Purpose: The purpose of this study was to investigate the psychological effects on health-related quality of life (HRQOL) of postoperative range of motion of the shoulder joint and subjective symptoms in patients with breast cancer who underwent rehabilitation.
Methods: In 79 patients with breast cancer surgery who underwent rehabilitation during hospitalization, we investigated temporal changes in the range of shoulder joint function (flexion of shoulder joint/abduction angle), postoperative subjective symptoms (surgical site pain, tightness, and anxiety regarding the disorder), and HRQOL scales (FACT-B and EQ-5D-5L) from before to 6 months after surgery and examined the factors relating to HRQOL.
Results: The range of shoulder joint movement was significantly decreased even from pre-operation to 1 month after surgery, but subjective symptoms had significantly improved at 6 months after surgery. Multivariable regression analysis showed that postoperative feelings of anxiety felt at 1, 3, and 6 months after surgery were a significant variable influencing the FACT-B and EQ-5D-5L scales. The path coefficients of the standard partial regression coefficients of breast cancer patients at 6 months postoperatively by covariance structure analysis were 0.66 for the EQ-5D-5L effective value, 0.94 for FACT-B, 0.47 for shoulder joint function, and −0.64 for postoperative subjective symptoms as the latent variables of HRQOL.
Conclusion: The results suggested the importance of interventions that focus on postoperative subjective symptoms to possibly improve not only patient function but also postoperative HRQOL.

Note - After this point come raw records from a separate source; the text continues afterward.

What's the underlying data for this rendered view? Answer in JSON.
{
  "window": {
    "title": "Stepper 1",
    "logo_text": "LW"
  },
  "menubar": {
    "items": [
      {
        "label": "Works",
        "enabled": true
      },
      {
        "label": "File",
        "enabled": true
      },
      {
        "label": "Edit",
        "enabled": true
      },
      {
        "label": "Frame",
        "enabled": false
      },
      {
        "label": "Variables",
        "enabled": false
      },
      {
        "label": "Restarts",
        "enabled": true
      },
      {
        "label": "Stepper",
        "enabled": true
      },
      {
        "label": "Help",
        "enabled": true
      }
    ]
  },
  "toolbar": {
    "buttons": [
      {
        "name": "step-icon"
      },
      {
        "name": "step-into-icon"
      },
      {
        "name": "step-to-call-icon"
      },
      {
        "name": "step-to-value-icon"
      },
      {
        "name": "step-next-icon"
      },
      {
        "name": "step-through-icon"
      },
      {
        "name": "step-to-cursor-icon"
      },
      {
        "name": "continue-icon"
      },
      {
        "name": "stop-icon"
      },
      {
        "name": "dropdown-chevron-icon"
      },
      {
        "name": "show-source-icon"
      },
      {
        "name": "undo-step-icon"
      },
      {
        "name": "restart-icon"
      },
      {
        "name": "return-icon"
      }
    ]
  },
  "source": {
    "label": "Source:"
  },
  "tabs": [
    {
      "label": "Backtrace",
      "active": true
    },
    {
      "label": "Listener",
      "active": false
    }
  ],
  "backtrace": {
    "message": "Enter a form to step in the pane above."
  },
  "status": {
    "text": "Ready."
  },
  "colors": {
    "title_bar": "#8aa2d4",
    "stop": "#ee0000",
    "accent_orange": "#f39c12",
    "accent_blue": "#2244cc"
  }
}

The primary goal of occupational therapy is to enable people to participate in normal everyday activities. To understand and support a client's desired activities, it is necessary to share the meaning of occupation between the therapist and client. One concept that has been used to capture the psychological state for an activity is flow. Therefore, we devised a process of adjusting the challenge-skill balance for occupational therapy based on flow theory.
In this pilot study, we aimed to verify whether adjusting the challenge-skill balance for occupational therapy improved subjective quality of life in a recovery rehabilitation unit. To inform the future design of randomized controlled trials, we therefore compared standard occupational therapy with this new approach. Both interventions took place from recovery rehabilitation unit entry to discharge, and outcomes (continuous variables) were analyzed using a Bayesian approach explored with generalized linear mixed modeling.
Among a total of 22 patients, those receiving the new approach showed a significant improvement in Ikigai-9 (quality of life) compared with those receiving standard occupational therapy. The mean improvement was 4.44 ± 2.17 with a 95% credible interval of 0.104-8.713. The dependence factor, effective sample size, and autocorrelation time were 3.769, 8093, and 6.18, respectively. We conclude that adjusting the challenge-skill balance during occupational therapy could improve a client's subjective quality of life.
We aimed to clarify intervention processes for facilitating patients' living activities by understanding the practical structure of home-based occupational therapy (OT). Study participants were occupational therapists with at least three years of home-based OT experience. Data analysis was based on the grounded theory. For categorisation, MAXQDA 10 was used to conduct continuous comparative analysis. Analysis resulted in the following categories: 1,572 text segments, 195 labels, 40 small categories, 15 medium categories and 6 large categories. The large categories were (a) identifying unique living activities, (b) analysing and predicting living activities, (c) employing practices to confront living activities, (d) creating an environment that fosters living activities, (e) implementing independent living activities and (f) co-operating to realise living activities. Occupational therapists used patients' living spaces to support them in terms of independently performing living activities, accumulating living activity experience in familiar homes and communities.
Objective: The present study aimed to investigate the complex interaction of factors affecting discharge destination after the acute phase of stroke.
Methods: In 304 patients with stroke who required rehabilitation, we focused on three discharge destinations (i.e., home, convalescent rehabilitation ward, and other facility). Sociodemographic, medical, and acute symptoms data, within the first week of stroke onset and discharge destination, were collected from acute stroke wards. The complex interaction of factors relating to discharge destination from an acute stroke ward was investigated by classification and regression tree analysis.
Results: Patients with a total Functional Independence Measure (FIM) score > 35, a Brunnstrom recovery stage of the lower limb > V, and a comprehension FIM score > 5 had a 91.7% chance of home discharge. By contrast, patients with a total FIM score ≤ 35, age ≤ 79.5 years, and > 2.5 family members had an 80% chance of discharge to a convalescent rehabilitation ward. Finally, patients with a total FIM score ≤ 35, age > 79.5 years, and an expression FIM score ≤ 3 had a 78.6% chance of discharge to other facilities.
Conclusion: The interaction of independence on FIM, function of the paralyzed lower limb, age, number of family members, and comprehension or expression function affect the choice of discharge destination from acute stroke wards.